lambs-tongue stops on the comers. There are quirked ogee and bevel mouldings at the top of each post and approximately two feet below the top. The porch has a plain frieze, a large cavetto bed mould, and a cornice with a large Greek ovolo. There is an internal gutter. The balustrade
consists of super-imposed crosses and x’s, with a wood diamond at the crossing, and it supports a handrail that has a quirked ogee and bevel below it. In the center of the porch a porte cochere projects to the west, supported by four matching paneled posts. It, too, has a hip roof. The
second story has three six-over-six sash with blinds, a plain frieze, and a cornice that matches the porch. There are also internal gutters here. The roof has diamond pattern shingles at the top and bottom, clipped butts in the center, and square butts separating the decorative courses. There are three dormer windows. The center dormer has paired, semicircular arched one-over-one sash with a pediment with returns on the front and a jig-sawn bracket on each side. The end bay dormers have one semicircular arched two-over-two sash with the same pediment.

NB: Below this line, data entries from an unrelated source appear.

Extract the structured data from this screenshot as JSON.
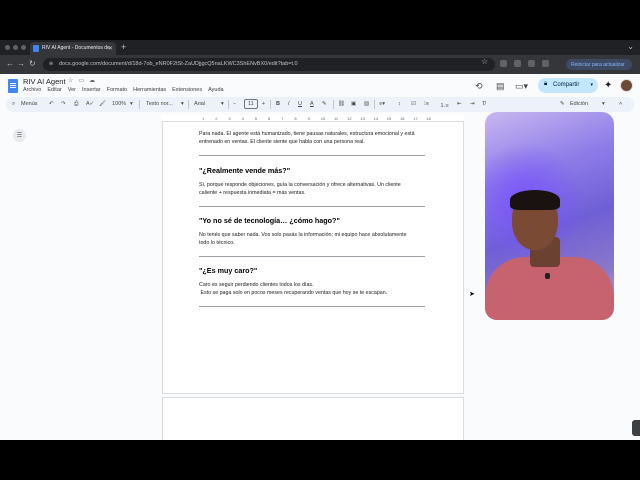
{
  "browser": {
    "tab_title": "RIV AI Agent - Documentos de",
    "url": "docs.google.com/document/d/18d-7ob_eNR0F2tSt-ZaUDjjgcQ5naLKWC3ShENvBX0/edit?tab=t.0",
    "update_label": "Reiniciar para actualizar"
  },
  "docs": {
    "title": "RIV AI Agent",
    "menu": [
      "Archivo",
      "Editar",
      "Ver",
      "Insertar",
      "Formato",
      "Herramientas",
      "Extensiones",
      "Ayuda"
    ],
    "share_label": "Compartir",
    "toolbar": {
      "search_menus": "Menús",
      "zoom": "100%",
      "style": "Texto nor...",
      "font": "Arial",
      "font_size": "11",
      "mode": "Edición"
    },
    "ruler_numbers": [
      "1",
      "2",
      "3",
      "4",
      "5",
      "6",
      "7",
      "8",
      "9",
      "10",
      "11",
      "12",
      "13",
      "14",
      "15",
      "16",
      "17",
      "18"
    ]
  },
  "document": {
    "intro_line1": "Para nada. El agente está humanizado, tiene pausas naturales, estructura emocional y está",
    "intro_line2": "entrenado en ventas. El cliente siente que habla con una persona real.",
    "sections": [
      {
        "heading": "\"¿Realmente vende más?\"",
        "line1": "Sí, porque responde objeciones, guía la conversación y ofrece alternativas. Un cliente",
        "line2": "caliente + respuesta inmediata = más ventas."
      },
      {
        "heading": "\"Yo no sé de tecnología… ¿cómo hago?\"",
        "line1": "No tenés que saber nada. Vos solo pasás la información; mi equipo hace absolutamente",
        "line2": "todo lo técnico."
      },
      {
        "heading": "\"¿Es muy caro?\"",
        "line1": "Caro es seguir perdiendo clientes todos los días.",
        "line2": " Esto se paga solo en pocos meses recuperando ventas que hoy se te escapan."
      }
    ]
  },
  "colors": {
    "share_bg": "#c2e7ff",
    "docs_blue": "#4285f4",
    "toolbar_bg": "#edf2fa"
  }
}
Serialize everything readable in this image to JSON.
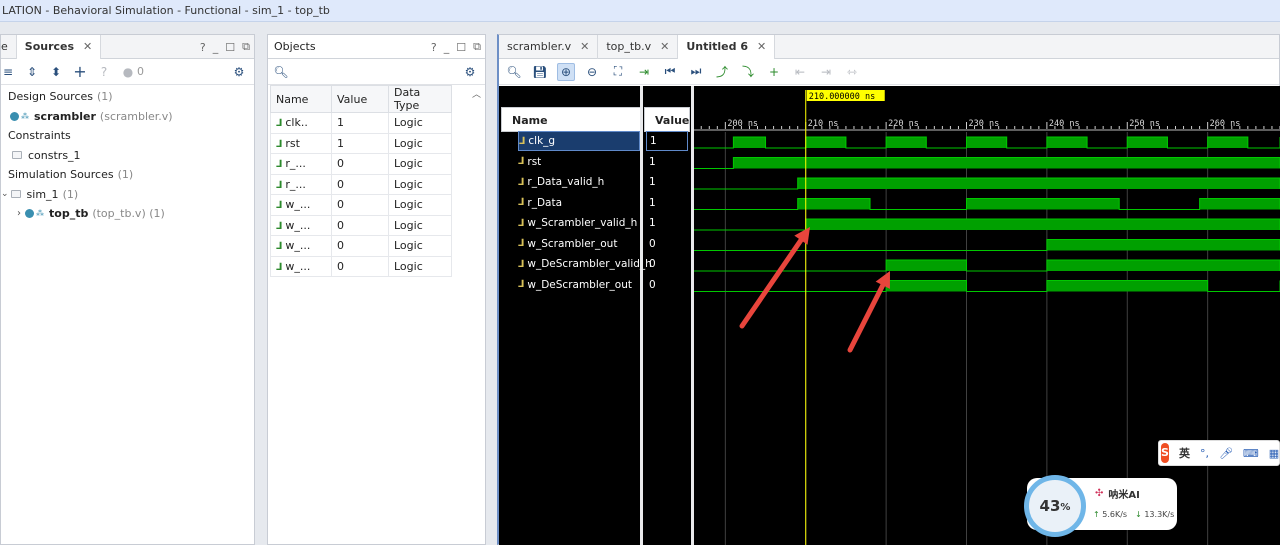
{
  "window": {
    "title": "LATION - Behavioral Simulation - Functional - sim_1 - top_tb"
  },
  "sources": {
    "tab_prev": "e",
    "tab_label": "Sources",
    "badge": "0",
    "tree": [
      {
        "label": "Design Sources",
        "extra": "(1)"
      },
      {
        "label": "scrambler",
        "extra": "(scrambler.v)"
      },
      {
        "label": "Constraints",
        "extra": ""
      },
      {
        "label": "constrs_1",
        "extra": ""
      },
      {
        "label": "Simulation Sources",
        "extra": "(1)"
      },
      {
        "label": "sim_1",
        "extra": "(1)"
      },
      {
        "label": "top_tb",
        "extra": "(top_tb.v) (1)"
      }
    ]
  },
  "objects": {
    "title": "Objects",
    "columns": [
      "Name",
      "Value",
      "Data Type"
    ],
    "rows": [
      {
        "name": "clk..",
        "value": "1",
        "type": "Logic"
      },
      {
        "name": "rst",
        "value": "1",
        "type": "Logic"
      },
      {
        "name": "r_...",
        "value": "0",
        "type": "Logic"
      },
      {
        "name": "r_...",
        "value": "0",
        "type": "Logic"
      },
      {
        "name": "w_...",
        "value": "0",
        "type": "Logic"
      },
      {
        "name": "w_...",
        "value": "0",
        "type": "Logic"
      },
      {
        "name": "w_...",
        "value": "0",
        "type": "Logic"
      },
      {
        "name": "w_...",
        "value": "0",
        "type": "Logic"
      }
    ]
  },
  "editor": {
    "tabs": [
      {
        "label": "scrambler.v"
      },
      {
        "label": "top_tb.v"
      },
      {
        "label": "Untitled 6"
      }
    ]
  },
  "wave": {
    "name_header": "Name",
    "value_header": "Value",
    "cursor_label": "210.000000 ns",
    "cursor_time": 210,
    "time_start": 196.1,
    "time_end": 269.0,
    "ticks": [
      {
        "t": 200,
        "label": "200 ns"
      },
      {
        "t": 210,
        "label": "210 ns"
      },
      {
        "t": 220,
        "label": "220 ns"
      },
      {
        "t": 230,
        "label": "230 ns"
      },
      {
        "t": 240,
        "label": "240 ns"
      },
      {
        "t": 250,
        "label": "250 ns"
      },
      {
        "t": 260,
        "label": "260 ns"
      }
    ],
    "signals": [
      {
        "name": "clk_g",
        "value": "1",
        "init": 0,
        "changes": [
          201,
          205,
          210,
          215,
          220,
          225,
          230,
          235,
          240,
          245,
          250,
          255,
          260,
          265
        ]
      },
      {
        "name": "rst",
        "value": "1",
        "init": 0,
        "changes": [
          201
        ]
      },
      {
        "name": "r_Data_valid_h",
        "value": "1",
        "init": 0,
        "changes": [
          209
        ]
      },
      {
        "name": "r_Data",
        "value": "1",
        "init": 0,
        "changes": [
          209,
          218,
          230,
          249,
          259
        ]
      },
      {
        "name": "w_Scrambler_valid_h",
        "value": "1",
        "init": 0,
        "changes": [
          210
        ]
      },
      {
        "name": "w_Scrambler_out",
        "value": "0",
        "init": 0,
        "changes": [
          240
        ]
      },
      {
        "name": "w_DeScrambler_valid_h",
        "value": "0",
        "init": 0,
        "changes": [
          220,
          230,
          240
        ]
      },
      {
        "name": "w_DeScrambler_out",
        "value": "0",
        "init": 0,
        "changes": [
          220,
          230,
          240,
          260
        ]
      }
    ]
  },
  "widget": {
    "percent": "43",
    "percent_unit": "%",
    "app_name": "呐米AI",
    "up": "5.6K/s",
    "down": "13.3K/s"
  },
  "ime": {
    "lang": "英"
  },
  "colors": {
    "wave_fill": "#00a000",
    "wave_line": "#00c800",
    "cursor": "#ffff00",
    "arrow": "#e8453c",
    "grid": "#404040"
  }
}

The break in the mansard roof has a plain frieze with an ogee bed mould above it. There is a brick chimney with a corbelled cap over the north bay.
NRHP – National Register of Historic Places Registration Form
Howard County – Howard County Government Website
Tax Credits – State of Maryland For Homeowners
VisitOldEllicottCity.net – Website dedicated to Old Ellicott City
Updated on October 15, 2020 at 10:52 am
Historic MacAlpine c.1868 - 3621 MacAlpine Road Ellicott City, Maryland 21042 United States of America
Historic MacAlpine c.1868 - 3621 MacAlpine Road Ellicott City, Maryland 21042 United States of America